Bosch, Nestor E.; Wernberg, Thomas; Langlois, Tim J.; Smale, Dan A.; Moore, Pippa J.; Franco, João N.; Thiriet, P.; Feunteun, Eric; Ribeiro, Cláudia; Neves, Pedro; Freitas, Rui; Filbee-Dexter, Karen; Norderhaug, Kjell Magnus; García, Álvaro; Otero-Ferrer, F.; Espino, Fernando; Haroun, Ricardo; Lazzari, Natali; Tuya, Fernando. . Journal of Biogeography : DOI: 10.1111/jbi.14237 (2021) DIGITAL CSIC
The influence of niche and neutral mechanisms on the assembly of ecological communities have long been debated. However, we still have a limited knowledge on their relative importance to explain patterns of diversity across latitudinal gradients (LDG). Here, we investigate the extent to which these ecological mechanisms contribute to the LDG of reef fishes.
Location: Eastern Atlantic Ocean.
Taxon: Reef-associated ray-finned fishes.

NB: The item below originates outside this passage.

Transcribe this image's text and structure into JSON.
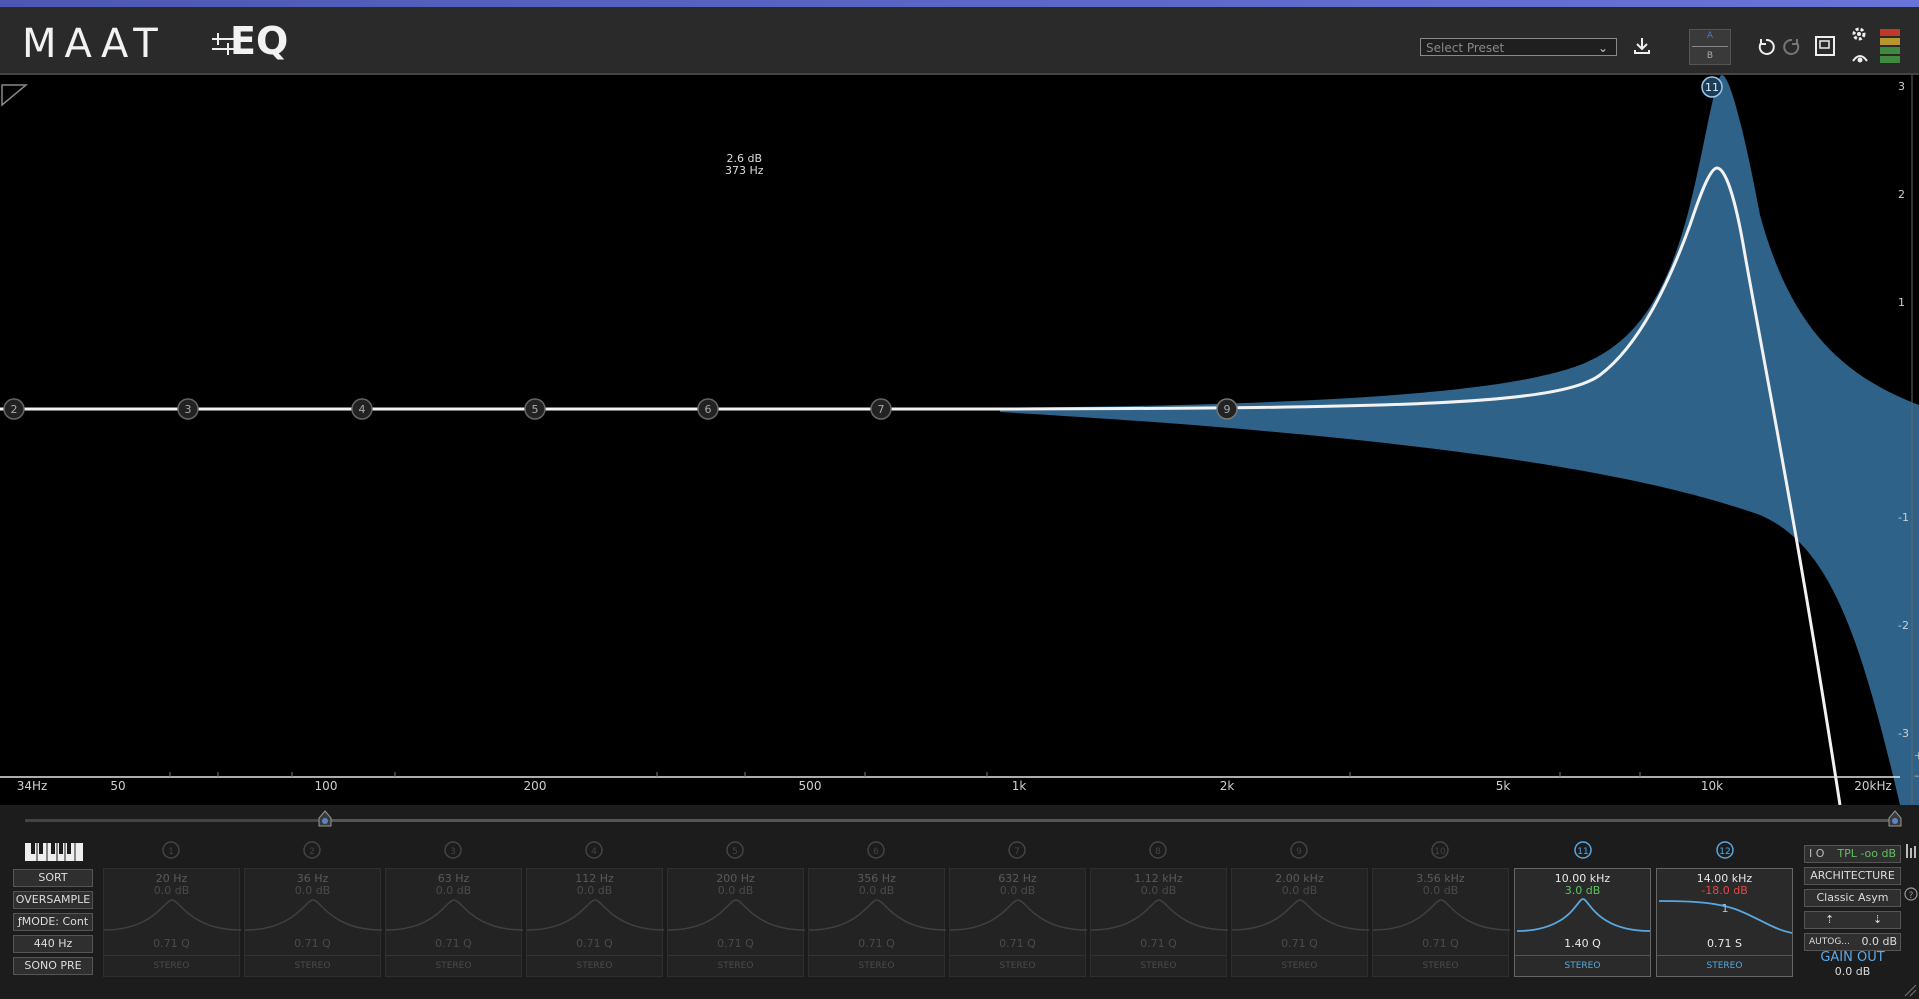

We combined abundance data across ~60° of latitude with functional trait data and phylogenetic trees. A null model approach was used to decouple the influence of taxonomic diversity (TD) on functional (FD) and phylogenetic (PD) diversity. Standardized effect sizes (SES FD and SES PD) were used to explore patterns of overdispersion, clustering and randomness. Information theoretic approaches were used to investigate the role of large- (temperature, geographic isolation, nitrate and net primary productivity) and local-scale (human population and depth) drivers. We further assessed the role of demographic stochasticity and its interaction with species trophic identity and dispersal capacity.
Taxonomic diversity peaked at ~15°–20°N, with a second mode of lower magnitude at ~45°N; a pattern that was predicted by temperature, geographic isolation and productivity. Tropical regions displayed a higher proportion of overdispersed assemblages, whilst clustering increased towards temperate regions. Phylogenetic and functional overdispersion were associated with warmer, productive and isolated regions. Demographic stochasticity also contributed largely to community assembly, independently of ecoregions, although variation was dependent on the trophic identity and body size of species.
Niche-based processes linking thermal and resource constraints to local coexistence mechanisms have contributed to the LDG in reef fishes. These processes do not act in isolation, stressing the importance of understanding interactions between deterministic and stochastic factors driving community structure in the face of rapid biodiversity change.